7 Reasons the Coffee at Your Office Might Taste Bad

It’s no secret that coffee in the workplace has a reputation for tasting down right horrible. And while that reputation was earned years ago, it doesn’t have to be that way. Good news – many of these reasons can be easily & inexpensively resolved.

1) Dirty Equipment
Coffee is naturally oily. These oils get left behind on any surface that the coffee comes in contact with. The most common surfaces are under the brew basket (where the water comes out), the brew basket itself and the coffee pot or carafe. Over time, the oils will build up and go rancid, which negatively affects the way your coffee tastes. If you notice that the coffee at your workplace has taken on a bad taste, take a look at these areas to see if they are clean. As part of their ongoing service, some office coffee providers will ensure that the brewer is cleaned, and pots or carafes are exchanged with each delivery.
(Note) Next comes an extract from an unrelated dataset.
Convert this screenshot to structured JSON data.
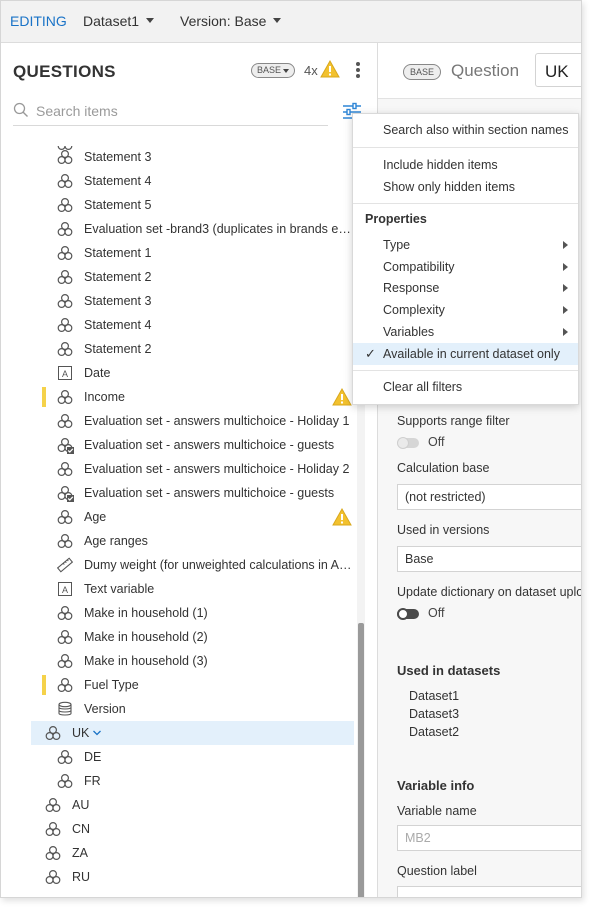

2) Ratio of Coffee to Water
Brewing a great pot of coffee starts with ensuring you have the right ratio of coffee grounds to water. Using too few or too many grounds can result in coffee being poured down the drain rather than enjoyed. Taste is a personal thing, so it is common in offices that use a bulk container of coffee to have very inconsistent tasting coffee, as each person will make the coffee to their own preference. The best way to avoid this is to use packages of coffee, which have a pre-measured portion of grounds for water your brewer uses.

3) Grind
The coarseness of the grind is just as important as the coffee to water ratio. The general rule of thumb is that the coarser the grind, the longer it will need to be in contact with the water to extract the flavours. If you are using pre-ground coffee, either in bulk or portion packages, it will likely be a medium grind (gritty texture like coarse sand), which is used in most commercial drip brewers that use flat bottomed filters. But, be sure to read the label for notes on the coarseness of the grind, especially if you are buying your coffee at a grocery store. Some companies will have their coffees ground for home brewers that use a cone filter and require a fine grind. If you are using a grinder to grind your own beans, ask your office coffee provider if they have a portion grinder. Portion grinders automatically dispense a pre-measured amount of coffee set the desired coarseness. This will ensure consistency in both grind and portion from pot to pot.

4) Water Quality
In most areas of Canada, we are fortunate to have great tasting water available to us for drinking and making coffee. However, water can vary greatly from region to region. If you can enjoy a glass of water out of the tap without noticing significant tastes or scents, then it should be fine for brewing a pot. If you don’t have enjoyable water out of the tap, look at installing an inline filter to supply filtered water directly to your coffee brewer. If your brewer requires you to pour the water in with each brew, a filtered water cooler will give you access to water for your brewing needs.

5) Temperature
The temperature of the water also can affect how your coffee tastes. If the water is too cold (lower than 195°F/91°C) then it won’t extract properly. Too hot (higher than 205°F/96°C) and you’ll burn the coffee. Water temperature is one more reason not to store your coffee beans or grounds in the fridge or freezer as cold grounds will reduce the temperature of the water at the time of brewing and affect the taste of the coffee.

6) Freshness
As with most perishable food products, the fresher it is, the better it will taste. Coffee is no different. Ensuring that the coffee you purchase is fresh will go a long way in brewing a great cup of coffee. While many coffees on the shelf at the grocery store have freshness or best before dates, that isn’t always the case with coffees packaged and sold by office coffee companies. Be sure to ask what their policy is on ensuring the freshest possible coffee gets to you. Bulk ground coffee, while great at reducing packaging waste, means that the coffee is exposed to oxygen every time the container is opened. Pre-portioned packages are filled with nitrogen which keeps the coffee fresher longer. Using whole bean coffee can also mean fresher coffee, if it is properly stored prior to being ground. Store beans in a dark, dry, cool place such as a cupboard or pantry in a resealable container to minimize their exposure to oxygen.

7) Fatigue
Imagine eating the same thing every day for every meal. How appealing does that sound? Drinking the same coffee day after day at the office is no different. If you’ve been serving the same coffee at work for a while, it may just be time to change things up and try something different. Another way to keep things fresh, is to brew more than one coffee at work. Some offices decide that they will brew up something different on a certain day of the week (e.g. on the day your staff meeting is held, or on a Friday to have something to celebrate the end of another productive week). Other workplaces make it a practice to brew up both a medium and a dark roast to please more palates.

Solving the mystery of why the coffee at your office is terrible doesn’t need to be a daunting task. Rule out the possible culprits one by one and soon you’ll be enjoying the daily grind instead of dreading it.

If you’ve been serving the same coffee at work for a while, it may just be time to change things up and try something different.